Exercise description |
Repeat, without any change, the entries presented below.

Record set |

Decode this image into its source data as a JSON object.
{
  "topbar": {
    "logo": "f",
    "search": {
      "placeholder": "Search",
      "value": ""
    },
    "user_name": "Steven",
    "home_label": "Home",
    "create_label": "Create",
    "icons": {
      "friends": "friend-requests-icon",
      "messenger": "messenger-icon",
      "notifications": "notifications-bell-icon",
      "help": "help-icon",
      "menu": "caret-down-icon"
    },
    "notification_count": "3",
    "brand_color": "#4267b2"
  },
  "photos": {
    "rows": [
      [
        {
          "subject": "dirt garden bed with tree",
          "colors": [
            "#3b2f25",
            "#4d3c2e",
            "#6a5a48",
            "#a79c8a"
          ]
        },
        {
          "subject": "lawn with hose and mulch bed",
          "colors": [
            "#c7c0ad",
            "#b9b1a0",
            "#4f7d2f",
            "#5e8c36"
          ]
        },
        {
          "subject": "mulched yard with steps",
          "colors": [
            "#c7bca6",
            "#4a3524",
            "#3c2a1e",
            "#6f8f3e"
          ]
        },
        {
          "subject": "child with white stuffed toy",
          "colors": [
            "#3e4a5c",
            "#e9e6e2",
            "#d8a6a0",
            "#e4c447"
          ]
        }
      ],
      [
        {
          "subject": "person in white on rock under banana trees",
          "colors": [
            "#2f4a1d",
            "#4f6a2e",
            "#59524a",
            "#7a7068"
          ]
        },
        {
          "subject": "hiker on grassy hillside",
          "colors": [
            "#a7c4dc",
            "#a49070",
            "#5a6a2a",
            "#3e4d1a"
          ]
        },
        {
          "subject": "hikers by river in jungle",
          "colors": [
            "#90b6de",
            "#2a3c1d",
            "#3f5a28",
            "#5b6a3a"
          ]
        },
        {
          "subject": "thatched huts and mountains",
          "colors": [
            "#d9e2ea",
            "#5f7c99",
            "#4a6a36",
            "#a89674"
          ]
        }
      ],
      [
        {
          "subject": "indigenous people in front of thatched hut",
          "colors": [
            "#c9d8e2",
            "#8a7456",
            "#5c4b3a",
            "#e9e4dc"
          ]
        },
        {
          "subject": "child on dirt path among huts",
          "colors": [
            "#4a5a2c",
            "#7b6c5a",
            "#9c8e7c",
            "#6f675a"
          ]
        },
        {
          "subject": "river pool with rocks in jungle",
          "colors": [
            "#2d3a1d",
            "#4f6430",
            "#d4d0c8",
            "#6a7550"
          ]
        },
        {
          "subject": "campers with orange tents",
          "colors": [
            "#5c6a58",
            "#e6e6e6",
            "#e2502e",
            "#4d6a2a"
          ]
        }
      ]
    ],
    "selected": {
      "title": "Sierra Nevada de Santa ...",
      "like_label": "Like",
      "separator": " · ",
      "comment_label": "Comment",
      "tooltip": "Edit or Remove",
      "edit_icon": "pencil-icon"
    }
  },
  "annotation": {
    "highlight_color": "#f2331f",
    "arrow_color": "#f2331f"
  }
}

Response to the exercise |
Decode this image into its source data as a JSON object.
{
  "topbar": {
    "logo": "f",
    "search": {
      "placeholder": "Search",
      "value": ""
    },
    "user_name": "Steven",
    "home_label": "Home",
    "create_label": "Create",
    "icons": {
      "friends": "friend-requests-icon",
      "messenger": "messenger-icon",
      "notifications": "notifications-bell-icon",
      "help": "help-icon",
      "menu": "caret-down-icon"
    },
    "notification_count": "3",
    "brand_color": "#4267b2"
  },
  "photos": {
    "rows": [
      [
        {
          "subject": "dirt garden bed with tree",
          "colors": [
            "#3b2f25",
            "#4d3c2e",
            "#6a5a48",
            "#a79c8a"
          ]
        },
        {
          "subject": "lawn with hose and mulch bed",
          "colors": [
            "#c7c0ad",
            "#b9b1a0",
            "#4f7d2f",
            "#5e8c36"
          ]
        },
        {
          "subject": "mulched yard with steps",
          "colors": [
            "#c7bca6",
            "#4a3524",
            "#3c2a1e",
            "#6f8f3e"
          ]
        },
        {
          "subject": "child with white stuffed toy",
          "colors": [
            "#3e4a5c",
            "#e9e6e2",
            "#d8a6a0",
            "#e4c447"
          ]
        }
      ],
      [
        {
          "subject": "person in white on rock under banana trees",
          "colors": [
            "#2f4a1d",
            "#4f6a2e",
            "#59524a",
            "#7a7068"
          ]
        },
        {
          "subject": "hiker on grassy hillside",
          "colors": [
            "#a7c4dc",
            "#a49070",
            "#5a6a2a",
            "#3e4d1a"
          ]
        },
        {
          "subject": "hikers by river in jungle",
          "colors": [
            "#90b6de",
            "#2a3c1d",
            "#3f5a28",
            "#5b6a3a"
          ]
        },
        {
          "subject": "thatched huts and mountains",
          "colors": [
            "#d9e2ea",
            "#5f7c99",
            "#4a6a36",
            "#a89674"
          ]
        }
      ],
      [
        {
          "subject": "indigenous people in front of thatched hut",
          "colors": [
            "#c9d8e2",
            "#8a7456",
            "#5c4b3a",
            "#e9e4dc"
          ]
        },
        {
          "subject": "child on dirt path among huts",
          "colors": [
            "#4a5a2c",
            "#7b6c5a",
            "#9c8e7c",
            "#6f675a"
          ]
        },
        {
          "subject": "river pool with rocks in jungle",
          "colors": [
            "#2d3a1d",
            "#4f6430",
            "#d4d0c8",
            "#6a7550"
          ]
        },
        {
          "subject": "campers with orange tents",
          "colors": [
            "#5c6a58",
            "#e6e6e6",
            "#e2502e",
            "#4d6a2a"
          ]
        }
      ]
    ],
    "selected": {
      "title": "Sierra Nevada de Santa ...",
      "like_label": "Like",
      "separator": " · ",
      "comment_label": "Comment",
      "tooltip": "Edit or Remove",
      "edit_icon": "pencil-icon"
    }
  },
  "annotation": {
    "highlight_color": "#f2331f",
    "arrow_color": "#f2331f"
  }
}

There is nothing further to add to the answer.